YOUR TASK >>
All of the entries need to be printed again exactly; pictures are the only thing to omit.

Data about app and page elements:

- - -

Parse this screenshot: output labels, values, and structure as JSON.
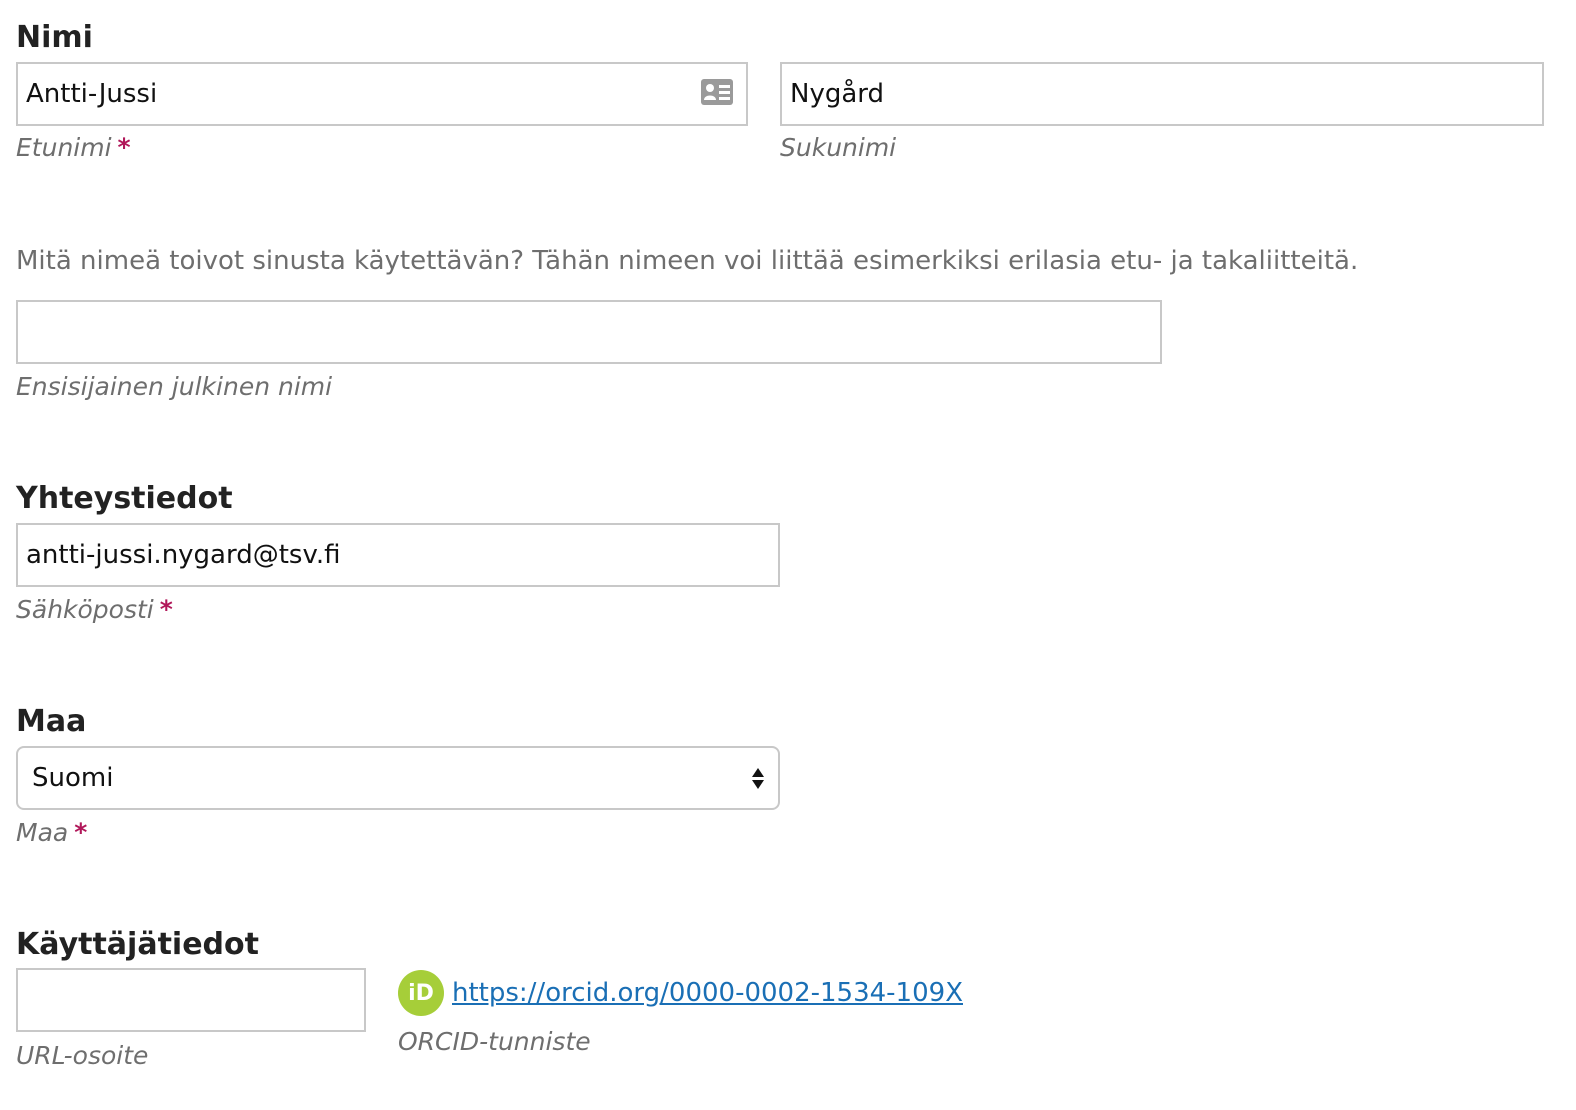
{
  "name_section": {
    "heading": "Nimi",
    "first_name": {
      "value": "Antti-Jussi",
      "hint": "Etunimi",
      "required": "*"
    },
    "last_name": {
      "value": "Nygård",
      "hint": "Sukunimi"
    },
    "preferred_description": "Mitä nimeä toivot sinusta käytettävän? Tähän nimeen voi liittää esimerkiksi erilasia etu- ja takaliitteitä.",
    "preferred_name": {
      "value": "",
      "hint": "Ensisijainen julkinen nimi"
    }
  },
  "contact_section": {
    "heading": "Yhteystiedot",
    "email": {
      "value": "antti-jussi.nygard@tsv.fi",
      "hint": "Sähköposti",
      "required": "*"
    }
  },
  "country_section": {
    "heading": "Maa",
    "country": {
      "selected": "Suomi",
      "hint": "Maa",
      "required": "*"
    }
  },
  "user_section": {
    "heading": "Käyttäjätiedot",
    "url": {
      "value": "",
      "hint": "URL-osoite"
    },
    "orcid": {
      "badge": "iD",
      "link": "https://orcid.org/0000-0002-1534-109X",
      "hint": "ORCID-tunniste"
    }
  },
  "colors": {
    "required": "#b1185a",
    "link": "#1a6fb5",
    "orcid_badge": "#a6ce39",
    "hint_text": "#6e6e6e",
    "border": "#c8c8c8"
  },
  "icons": {
    "first_name_autofill": "contact-card-icon",
    "select_arrows": "sort-arrows-icon",
    "orcid": "orcid-icon"
  }
}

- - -

WRITTEN SOLUTION >>
Parse this screenshot: output labels, values, and structure as JSON.
{
  "name_section": {
    "heading": "Nimi",
    "first_name": {
      "value": "Antti-Jussi",
      "hint": "Etunimi",
      "required": "*"
    },
    "last_name": {
      "value": "Nygård",
      "hint": "Sukunimi"
    },
    "preferred_description": "Mitä nimeä toivot sinusta käytettävän? Tähän nimeen voi liittää esimerkiksi erilasia etu- ja takaliitteitä.",
    "preferred_name": {
      "value": "",
      "hint": "Ensisijainen julkinen nimi"
    }
  },
  "contact_section": {
    "heading": "Yhteystiedot",
    "email": {
      "value": "antti-jussi.nygard@tsv.fi",
      "hint": "Sähköposti",
      "required": "*"
    }
  },
  "country_section": {
    "heading": "Maa",
    "country": {
      "selected": "Suomi",
      "hint": "Maa",
      "required": "*"
    }
  },
  "user_section": {
    "heading": "Käyttäjätiedot",
    "url": {
      "value": "",
      "hint": "URL-osoite"
    },
    "orcid": {
      "badge": "iD",
      "link": "https://orcid.org/0000-0002-1534-109X",
      "hint": "ORCID-tunniste"
    }
  },
  "colors": {
    "required": "#b1185a",
    "link": "#1a6fb5",
    "orcid_badge": "#a6ce39",
    "hint_text": "#6e6e6e",
    "border": "#c8c8c8"
  },
  "icons": {
    "first_name_autofill": "contact-card-icon",
    "select_arrows": "sort-arrows-icon",
    "orcid": "orcid-icon"
  }
}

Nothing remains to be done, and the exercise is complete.